“LinxUs provides fast fault notifications and expedites unexpected maintenance by isolating important details,” stated Kyra Shortt, senior vice president of Global Customer Support at Textron Aviation. “Aircraft in flight can receive maintenance notifications is as little as six minutes through their personal aftermarket service account. The notification is facilitated through either ARES or Garmin data transfers.”
While LinxUs provides the ability to notify operators of maintenance issues is a great step in improving aircraft uptime, the company is complementing that with the recent expansion of its Global Service Network. The goal of this investment is to ensure that Textron Aviation aircraft owner/operators will have access to quality services no matter where they fly.
“Over the past year, we have established or expanded service options in Singapore, London, Canada, Australia, and the Philippines,” the representative said. “We have also leveraged Able Aerospace to expand overhaul and repair options, providing more component repair, and overhaul and approved replacement parts solutions.”
Capabilities like LinxUs help notify operators of pending maintenance issues and the expanded Global Service Network provides support, but the company aims to reduce the number of maintenance issues in the first place. To help achieve this goal Textron Aviation has taken significant steps to upgrade its manufacturing capabilities to help minimize airframe issues in new-generation aircraft.
“Over the years, Textron Aviation has introduced robotic drilling and riveting techniques in some areas of the factory to improve the production consistency of specific components at various stages of the manufacturing process,” Shortt said. “This has led to improvements across the production line and in the overall reliability of each airframe.”
“In addition, the new Cessna Citation Longitude’s production program takes advantage of new technologies like monolithic machining, where major assemblies are milled out a single piece of metal rather than assembled from smaller pieces,” she explained. “This reduces the number of parts and offers more precise tolerances for easier assembly and maintainability.”
To help further reduce the chance for AOG situations, Textron Aviation recently introduced a new Aircraft Maintenance Data Hub to the Textron Aviation Customer Portal.

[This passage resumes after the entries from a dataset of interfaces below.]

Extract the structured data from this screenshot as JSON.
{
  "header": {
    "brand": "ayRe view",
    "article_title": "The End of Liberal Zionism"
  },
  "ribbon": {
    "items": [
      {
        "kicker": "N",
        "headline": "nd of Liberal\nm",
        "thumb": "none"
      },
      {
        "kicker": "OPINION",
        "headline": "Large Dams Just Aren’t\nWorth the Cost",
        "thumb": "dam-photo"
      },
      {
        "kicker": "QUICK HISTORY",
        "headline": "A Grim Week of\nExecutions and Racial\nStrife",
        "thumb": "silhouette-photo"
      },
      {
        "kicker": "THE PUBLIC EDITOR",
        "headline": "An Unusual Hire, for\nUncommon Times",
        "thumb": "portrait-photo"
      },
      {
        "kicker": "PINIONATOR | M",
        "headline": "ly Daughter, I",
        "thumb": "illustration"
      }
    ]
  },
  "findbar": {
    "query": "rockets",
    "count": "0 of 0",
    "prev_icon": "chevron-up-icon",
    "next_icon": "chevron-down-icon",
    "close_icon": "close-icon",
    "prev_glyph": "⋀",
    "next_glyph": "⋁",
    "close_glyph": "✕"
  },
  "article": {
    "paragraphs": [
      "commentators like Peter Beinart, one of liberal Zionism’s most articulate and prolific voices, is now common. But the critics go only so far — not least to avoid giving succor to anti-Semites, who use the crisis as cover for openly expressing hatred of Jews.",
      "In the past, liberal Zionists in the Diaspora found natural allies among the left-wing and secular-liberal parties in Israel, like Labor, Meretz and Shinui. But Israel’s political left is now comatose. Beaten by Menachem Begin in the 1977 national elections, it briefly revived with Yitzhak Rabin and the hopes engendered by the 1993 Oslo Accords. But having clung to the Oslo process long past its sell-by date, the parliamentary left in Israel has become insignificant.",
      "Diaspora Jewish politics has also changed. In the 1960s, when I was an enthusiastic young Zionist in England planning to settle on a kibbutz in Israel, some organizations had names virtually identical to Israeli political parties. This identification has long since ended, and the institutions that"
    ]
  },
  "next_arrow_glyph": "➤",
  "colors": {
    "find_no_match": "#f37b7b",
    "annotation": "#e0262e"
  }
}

The hub displays a summary of upcoming or overdue maintenance for all aircraft that have an active subscription with a recommended aircraft maintenance-tracking provider.
“This makes it easier for customers to understand service and support requirements for their aircraft,” Shortt said.